Jackson Young Professionals Say City Has ‘Potential’ During Master Plan Meeting
Young professionals in Jackson believe the city is at a tipping point.
When charged with using a word or phrase to describe the city during a meeting recently, words such as “boring,” “empty,” “small” and “self-loathing” were used liberally; though another, more optimistic, thought was also on display: “potential.”
“This is truly one of the first times in a while I can say I’m really proud of Jackson,” Kyle Leighton said. “Seeing so many young people coming together to provide their input and ideas is a great thing.”
About 50 Jackson-area residents from 21 different organizations attended a master plan workshop Wednesday, June 25, at Consumers Energy.

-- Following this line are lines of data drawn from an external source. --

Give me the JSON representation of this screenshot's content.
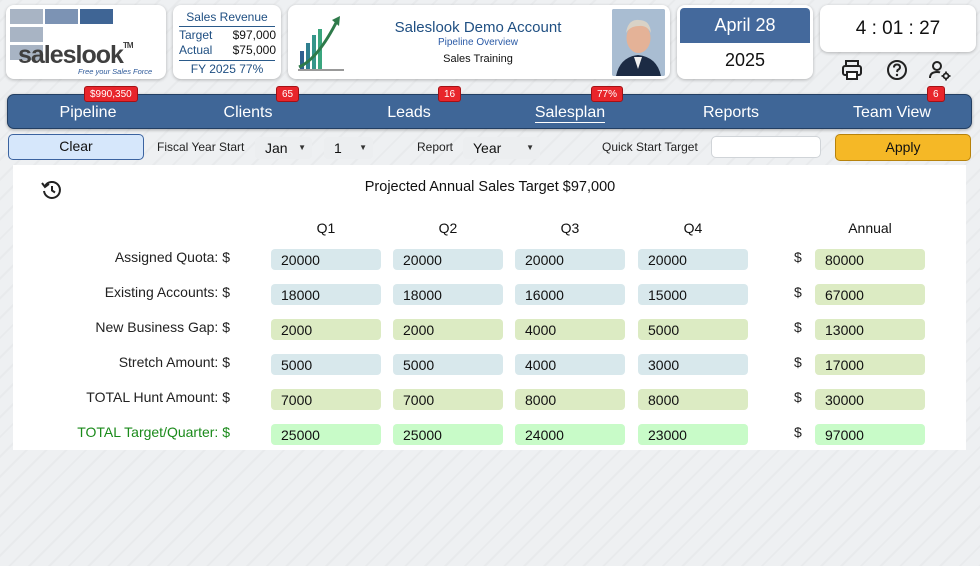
{
  "logo": {
    "brand": "saleslook",
    "tm": "TM",
    "tagline": "Free your Sales Force"
  },
  "revenue": {
    "title": "Sales Revenue",
    "target_label": "Target",
    "target_value": "$97,000",
    "actual_label": "Actual",
    "actual_value": "$75,000",
    "fy": "FY 2025  77%"
  },
  "account": {
    "name": "Saleslook Demo Account",
    "subtitle": "Pipeline Overview",
    "training": "Sales Training"
  },
  "date": {
    "month_day": "April 28",
    "year": "2025"
  },
  "time": "4 : 01 : 27",
  "icons": [
    "printer-icon",
    "help-icon",
    "user-settings-icon",
    "history-icon"
  ],
  "nav": {
    "tabs": [
      {
        "label": "Pipeline",
        "badge": "$990,350"
      },
      {
        "label": "Clients",
        "badge": "65"
      },
      {
        "label": "Leads",
        "badge": "16"
      },
      {
        "label": "Salesplan",
        "badge": "77%",
        "active": true
      },
      {
        "label": "Reports",
        "badge": ""
      },
      {
        "label": "Team View",
        "badge": "6"
      }
    ]
  },
  "controls": {
    "clear": "Clear",
    "fiscal_label": "Fiscal Year Start",
    "month": "Jan",
    "day": "1",
    "report_label": "Report",
    "report_value": "Year",
    "quick_label": "Quick Start Target",
    "quick_value": "",
    "apply": "Apply"
  },
  "plan": {
    "title": "Projected Annual Sales Target $97,000",
    "columns": [
      "Q1",
      "Q2",
      "Q3",
      "Q4",
      "Annual"
    ],
    "currency": "$",
    "rows": [
      {
        "label": "Assigned Quota: $",
        "values": [
          "20000",
          "20000",
          "20000",
          "20000"
        ],
        "annual": "80000"
      },
      {
        "label": "Existing Accounts: $",
        "values": [
          "18000",
          "18000",
          "16000",
          "15000"
        ],
        "annual": "67000"
      },
      {
        "label": "New Business Gap: $",
        "values": [
          "2000",
          "2000",
          "4000",
          "5000"
        ],
        "annual": "13000"
      },
      {
        "label": "Stretch Amount: $",
        "values": [
          "5000",
          "5000",
          "4000",
          "3000"
        ],
        "annual": "17000"
      },
      {
        "label": "TOTAL Hunt Amount: $",
        "values": [
          "7000",
          "7000",
          "8000",
          "8000"
        ],
        "annual": "30000"
      },
      {
        "label": "TOTAL Target/Quarter: $",
        "values": [
          "25000",
          "25000",
          "24000",
          "23000"
        ],
        "annual": "97000"
      }
    ]
  },
  "colors": {
    "nav": "#3f6697",
    "apply": "#f5b826",
    "badge": "#e8252b",
    "clear": "#d6e7fb"
  }
}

The meeting was organized by Jackson Young Professionals, a local group founded in April that caters to city residents ages 21-40.
Councilwoman Laura Dwyer Schlecte, 4th Ward, said the meeting was organized due to the low attendance of young professionals at the six public input meetings organized earlier this spring.
“Our generation isn’t used to engaging your generation,” she said at the Wednesday meeting. “This has to change, and this why we’re here tonight.”
Schlecte’s daughter and JYP member Jacqueline Austin emceed the event.
“The median age in Jackson is 32,” Austin said. “There are lots of young people in this city – this master plan is about us.”
Used as a long-term vision for a municipality’s land use, economic strategy and resources, the city’s master plan was last updated in 1989. Beckett & Raeder officials have worked on the rewrite of the plan since August, when city officials voted to contract with the Ann Arbor-based firm for about $133,000.
During the workshop, young professionals said they wanted a stronger university extension, fewer regulations for small businesses and events, and a general public that appreciates what Jackson already has to offer, among other goals.
“Arts and cultural events downtown are a huge part of getting people and businesses to come but we should embrace what’s already here,” Kevin Clark said. “Why would more things develop if we don’t support what we already have?”
The next step for Beckett & Raeder is to compile the data gleaned from public meetings and incorporate it into the write-up of the plan, which will take about eight months.
“We’ll spend about a month on each chapter of the plan,” B&R Spokeswoman Leah DuMouchel said.
Plan chapters include demographics, transportation, housing and economic development, among others.
Jackson City Council will likely vote on the revamped master plan in July 2015.